The failure of the two leads to connect in the parlor scene, a crucial scene according to Joseph Stefano (see “The Making of Psycho”), is responsible for the remake’s lagging emotional interest. In following scenes, in particular when the detective Arbogast (played well by William H. Macy) questions Bates, Vaughn seems more animated, and he now stutters like Perkins (‘my mother is in-in-invalid’). But by now the viewer’s empathy with his persona has fallen out of orbit, and Vaughn remains a liability for the rest of the film. We do not pity him, as we did when Leigh’s Marion reached out to Perkins’ Bates. Lack of interest in what happens next is also partly due to Viggo Mortensen, whose Sam Loomis is no match for the vigorous performance of John Gavin. Neither is Julianne Moore’s somewhat outlandish Lila totally effective, and these two actors also do not connect well. Gavin is smart and heroic, pressuring Bates to elicit information and saving Lila in the nick of time, while Mortensen seems to be wasting time with Vaughn at the office as Moore is prying into the upstairs rooms of the Perkins house without much purpose. Similarly, the scene at the psychiatrist’s office seems just the wrap-up of a minor episode in the lives of various uninteresting people, rather than the fitting closure of a compelling drama.

But the failure of Psycho ’98 must be attributed primarily to Van Sant himself and to his apparent lack of artistic vision.
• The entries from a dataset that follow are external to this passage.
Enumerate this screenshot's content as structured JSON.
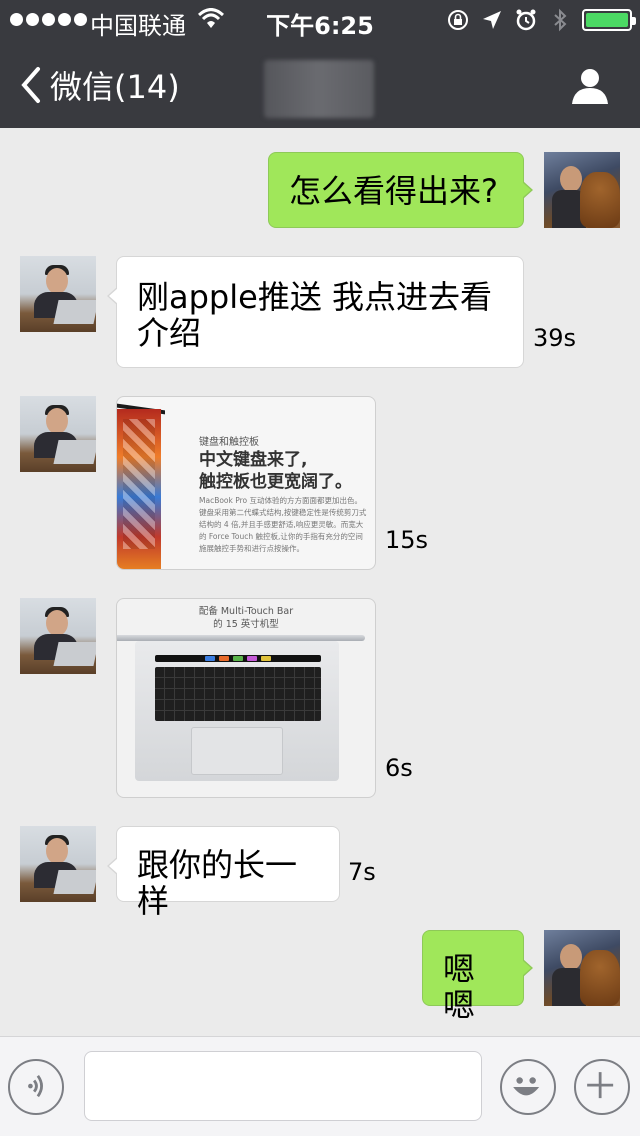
{
  "status_bar": {
    "carrier": "中国联通",
    "time": "下午6:25",
    "battery_level": 1.0
  },
  "nav": {
    "back_label": "微信(14)"
  },
  "messages": [
    {
      "side": "right",
      "type": "text",
      "text": "怎么看得出来?"
    },
    {
      "side": "left",
      "type": "voice_text",
      "text": "刚apple推送  我点进去看介绍",
      "duration": "39s"
    },
    {
      "side": "left",
      "type": "image",
      "duration": "15s",
      "image": {
        "caption": "键盘和触控板",
        "headline_line1": "中文键盘来了,",
        "headline_line2": "触控板也更宽阔了。",
        "body": "MacBook Pro 互动体验的方方面面都更加出色。键盘采用第二代蝶式结构,按键稳定性是传统剪刀式结构的 4 倍,并且手感更舒适,响应更灵敏。而宽大的 Force Touch 触控板,让你的手指有充分的空间施展触控手势和进行点按操作。"
      }
    },
    {
      "side": "left",
      "type": "image",
      "duration": "6s",
      "image": {
        "caption_line1": "配备 Multi-Touch Bar",
        "caption_line2": "的 15 英寸机型"
      }
    },
    {
      "side": "left",
      "type": "voice_text",
      "text": "跟你的长一样",
      "duration": "7s"
    },
    {
      "side": "right",
      "type": "text",
      "text": "嗯嗯"
    }
  ],
  "input_bar": {
    "placeholder": ""
  },
  "colors": {
    "nav_bg": "#393a3f",
    "chat_bg": "#ebebeb",
    "my_bubble": "#a0e75a",
    "their_bubble": "#ffffff",
    "battery_fill": "#4cd964"
  },
  "icons": [
    "signal-dots-icon",
    "wifi-icon",
    "lock-rotation-icon",
    "location-arrow-icon",
    "alarm-icon",
    "bluetooth-icon",
    "battery-icon",
    "back-chevron-icon",
    "profile-icon",
    "voice-icon",
    "emoji-icon",
    "plus-icon"
  ]
}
Again, one can ask, what was it that he was trying to achieve? A mere repetition of Hitchcock’s movie? What can an exact copy do for a viewer, especially a viewer to whom the original is so readily available? More specifically, an exact copy of a movie made 40 years earlier, even with minor modifications of style, does not seem a realistic endeavor. Times change, and so do people’s outlooks. Most of the successful remakes have taken this factor into consideration, adjusting levels of violence and other aspects to meet contemporary audience sophistication. Hitchcock’s audiences were relatively innocent and more susceptible to shock when violence erupted on the screen. Today’s audiences are gorged with violent spectacle. The shower scene, though still shocking and frightening, can no longer traumatize them to the degree that it did then. Van Sant could have brought violence to a significantly more intense level, or delivered it with more innovation. Still, the level of violence alone could not have saved his film. For Hitchcock’s Psycho does rely entirely on violent scenes, like the stabbing scenes, to produce its effects; it had a director who could penetrate audience’s inner fears, irrational desires, and mad urges, and actors who could simulate these feelings perfectly. Hitchcock, above all, wanted to communicate with his audiences; their pity and fear mattered to him. Without a sufficient expression of these mental states, the tragic drama, what the original Psycho is, remains on a level of emotional liquidation and indifference.

General References

Harris, Robert A., and Michael Lasky, The Films of Alfred Hitchcock, Secaucus, N.J.: The Citadel Press, 1976

Spotto, Donald, The Dark Side of Genius: The Life of Alfred Hitchcock, New York: Balantine Books, 1983

Sterrit, David, The Films of Alfred Hitchcock, New York: Cambridge University Press, 1993

Van Sant, Gus, Anne Heche and Vince Vaughn, “Feature Commentary” and “The Making of Psycho”, DVD Edition, Universal, 1998

About The Author

Constantine Santas is Professor Emeritus at Flagler College, St. Augustine, Florida. He is currently working on a book on Eric Rohmer, based mainly on the ‘Six Moral Tales’, titled The Dialectics of Morality and Romance.